Prayer should always have a place for self-examination, but examination must be made with full confidence in God’s forgiving and sustaining mercy.
PETITION. In petition we bring personal needs before our Father. This may develop naturally out of our confession. The Apostle John spoke to Christians when he said, “If we confess our sins he is faithful and just and will forgive our sins and purify us from all unrighteousness (1 John 1:9).
Our prayers of petition may naturally follow the confession of our infirmities, follies, or sins. Or they may arise out of daily needs, however large or small. George Buttrick wrote, “No situation remains the same when prayer is made about it.” But don’t let prayers bog down in petition.
INTERCESSION. This means “a coming between” or “to pray on behalf of others.” Intercession can be wide-ranging, including family, friends, enemies, associates, neighbors, church ministries, civic leaders. To intercede means we care beyond ourselves.
The efficacy of intercession is one of the profoundest mysteries of the spiritual life. God’s response to our prayers are sometimes nearly out of sight and sometimes can be perceived and understood only much later. Or, answers on occasion may be immediate and startlingly obvious.
Intercession saves our prayers from becoming merely “want” lists.
James Hastings wrote, “It would not be unfair to estimate a person’s religion by the earnestness by which he longs for the welfare of others.”
THANKSGIVING. This matches our beginning with adoration. That is, in adoration, we worship God for who he is; in thanksgiving we praise him for all his blessings.
Sometimes our prayers break forth in a burst of thanksgiving and, when they do it is good to let our spirits soar.
In our daily prayers we remember the smallest mercies, and give thanks. We recall the most incredible blessings, and give thanks. We give thanks especially for the gift of redemption through Jesus Christ — the greatest blessing of all — our salvation!

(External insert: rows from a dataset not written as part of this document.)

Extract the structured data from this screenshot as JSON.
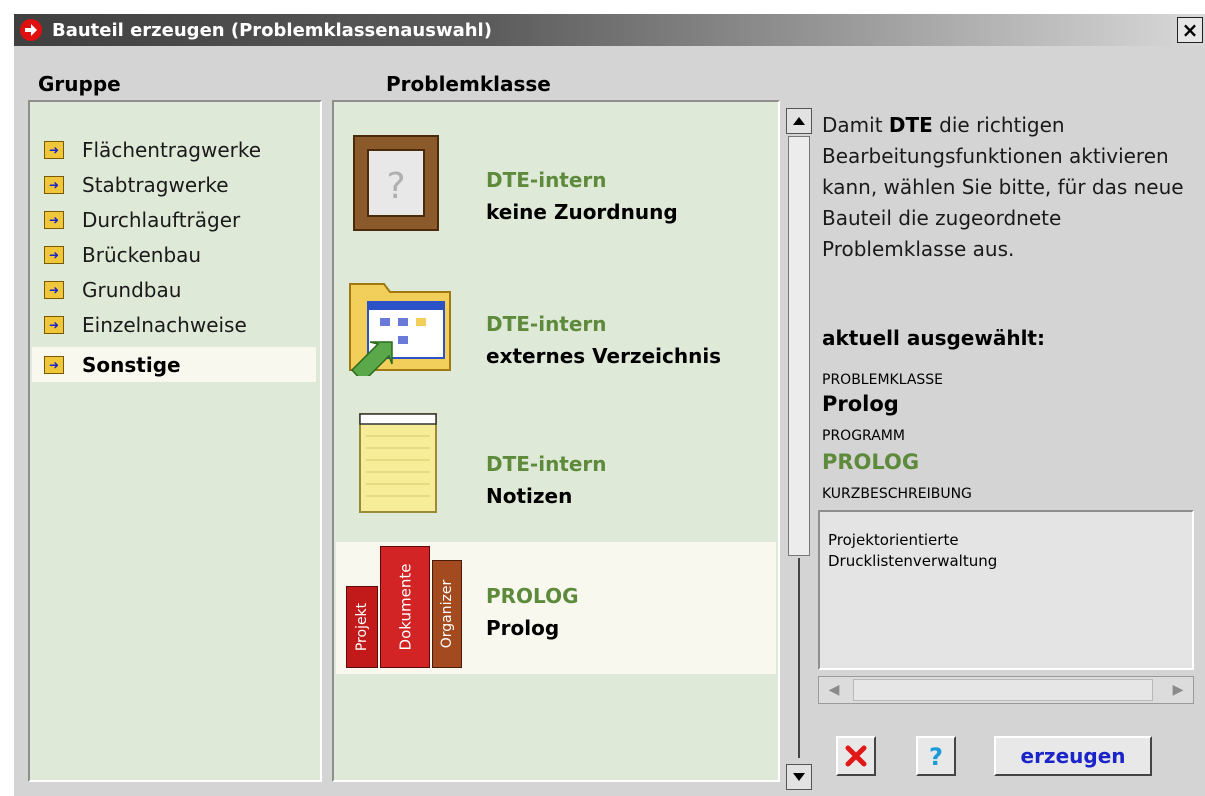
{
  "window": {
    "title": "Bauteil erzeugen (Problemklassenauswahl)",
    "close_symbol": "×"
  },
  "columns": {
    "group_header": "Gruppe",
    "problemclass_header": "Problemklasse"
  },
  "groups": [
    {
      "label": "Flächentragwerke",
      "selected": false
    },
    {
      "label": "Stabtragwerke",
      "selected": false
    },
    {
      "label": "Durchlaufträger",
      "selected": false
    },
    {
      "label": "Brückenbau",
      "selected": false
    },
    {
      "label": "Grundbau",
      "selected": false
    },
    {
      "label": "Einzelnachweise",
      "selected": false
    },
    {
      "label": "Sonstige",
      "selected": true
    }
  ],
  "problemclasses": [
    {
      "program": "DTE-intern",
      "name": "keine Zuordnung",
      "icon": "question-frame-icon",
      "selected": false
    },
    {
      "program": "DTE-intern",
      "name": "externes Verzeichnis",
      "icon": "folder-shortcut-icon",
      "selected": false
    },
    {
      "program": "DTE-intern",
      "name": "Notizen",
      "icon": "notepad-icon",
      "selected": false
    },
    {
      "program": "PROLOG",
      "name": "Prolog",
      "icon": "binders-icon",
      "selected": true,
      "icon_labels": [
        "Projekt",
        "Dokumente",
        "Organizer"
      ]
    }
  ],
  "info": {
    "text_before": "Damit ",
    "text_bold": "DTE",
    "text_after": " die richtigen Bearbeitungsfunktionen aktivieren kann, wählen Sie bitte, für das neue Bauteil die zugeordnete Problemklasse aus.",
    "current_heading": "aktuell ausgewählt:",
    "problemclass_label": "PROBLEMKLASSE",
    "problemclass_value": "Prolog",
    "program_label": "PROGRAMM",
    "program_value": "PROLOG",
    "description_label": "KURZBESCHREIBUNG",
    "description_value_line1": "Projektorientierte",
    "description_value_line2": "Drucklistenverwaltung"
  },
  "buttons": {
    "cancel_icon": "cancel-x-icon",
    "help_icon": "help-question-icon",
    "create_label": "erzeugen"
  },
  "colors": {
    "panel_bg": "#dfe9d8",
    "selected_bg": "#f8f8ee",
    "program_green": "#5e8a3c",
    "button_blue": "#1a24c8",
    "title_arrow_red": "#e01010"
  }
}
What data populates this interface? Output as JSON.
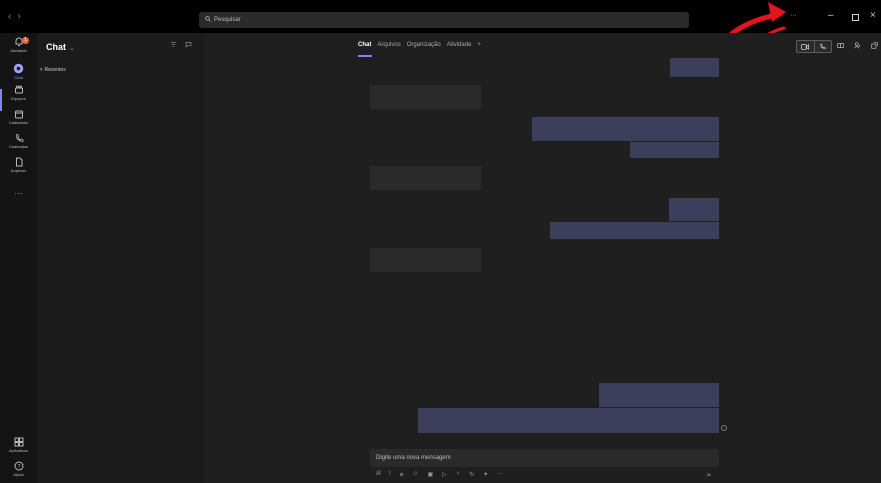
{
  "topbar": {
    "nav_prev": "‹",
    "nav_next": "›",
    "search_placeholder": "Pesquisar",
    "more_label": "···",
    "minimize": "–",
    "close": "×"
  },
  "rail": {
    "items": [
      {
        "label": "Atividade",
        "icon": "bell-icon",
        "badge": "1"
      },
      {
        "label": "Chat",
        "icon": "chat-icon",
        "active": true
      },
      {
        "label": "Equipes",
        "icon": "teams-icon"
      },
      {
        "label": "Calendário",
        "icon": "calendar-icon"
      },
      {
        "label": "Chamadas",
        "icon": "phone-icon"
      },
      {
        "label": "Arquivos",
        "icon": "file-icon"
      }
    ],
    "more": "···",
    "bottom": [
      {
        "label": "Aplicativos",
        "icon": "apps-icon"
      },
      {
        "label": "Ajuda",
        "icon": "help-icon"
      }
    ]
  },
  "list": {
    "title": "Chat",
    "section": "Recentes"
  },
  "main": {
    "tabs": [
      "Chat",
      "Arquivos",
      "Organização",
      "Atividade"
    ],
    "add_tab": "+",
    "composer_placeholder": "Digite uma nova mensagem"
  },
  "colors": {
    "accent": "#7f85f5",
    "outgoing_bubble": "#3d3d5c",
    "incoming_bubble": "#2a2a2a",
    "annotation_arrow": "#e3141b"
  }
}
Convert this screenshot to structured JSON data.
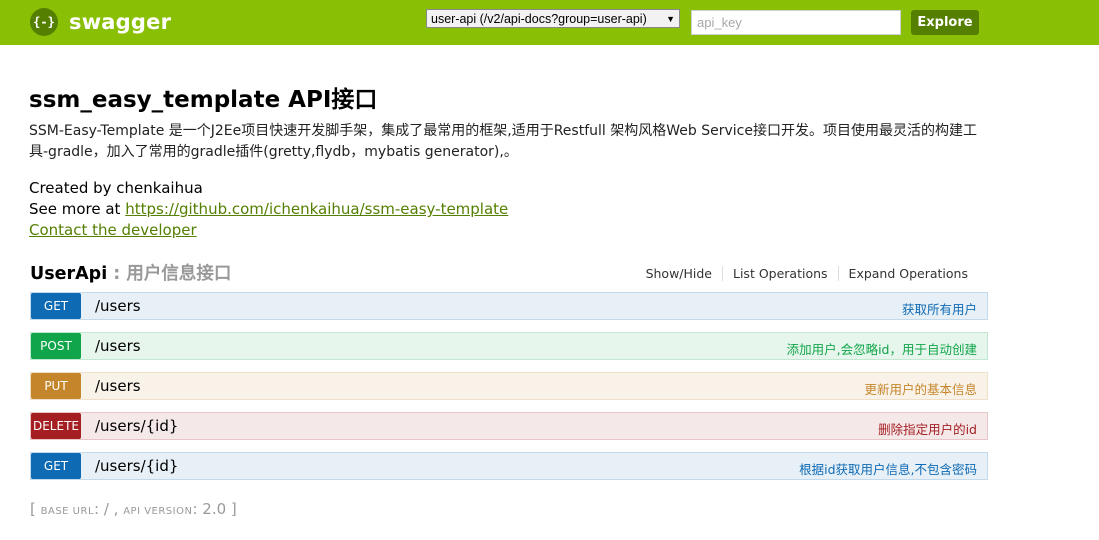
{
  "header": {
    "logo_glyph": "{-}",
    "logo_text": "swagger",
    "api_select_value": "user-api (/v2/api-docs?group=user-api)",
    "api_key_placeholder": "api_key",
    "explore_label": "Explore",
    "colors": {
      "bar": "#89bf04",
      "button": "#547f00"
    }
  },
  "info": {
    "title": "ssm_easy_template API接口",
    "description": "SSM-Easy-Template 是一个J2Ee项目快速开发脚手架，集成了最常用的框架,适用于Restfull 架构风格Web Service接口开发。项目使用最灵活的构建工具-gradle，加入了常用的gradle插件(gretty,flydb，mybatis generator),。",
    "created_by": "Created by chenkaihua",
    "see_more_prefix": "See more at ",
    "see_more_link": "https://github.com/ichenkaihua/ssm-easy-template",
    "contact": "Contact the developer"
  },
  "resource": {
    "name": "UserApi",
    "separator": " : ",
    "description": "用户信息接口",
    "actions": [
      "Show/Hide",
      "List Operations",
      "Expand Operations"
    ]
  },
  "operations": [
    {
      "method": "GET",
      "path": "/users",
      "summary": "获取所有用户"
    },
    {
      "method": "POST",
      "path": "/users",
      "summary": "添加用户,会忽略id，用于自动创建"
    },
    {
      "method": "PUT",
      "path": "/users",
      "summary": "更新用户的基本信息"
    },
    {
      "method": "DELETE",
      "path": "/users/{id}",
      "summary": "删除指定用户的id"
    },
    {
      "method": "GET",
      "path": "/users/{id}",
      "summary": "根据id获取用户信息,不包含密码"
    }
  ],
  "footer": {
    "open": "[ ",
    "base_url_label": "BASE URL",
    "base_url_value": ": / , ",
    "api_version_label": "API VERSION",
    "api_version_value": ": 2.0 ]"
  }
}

Our prayers, once ordered, may both begin and end, lingering at the cross of our Lord.
Photo credit: Steve Evans (via flickr.com)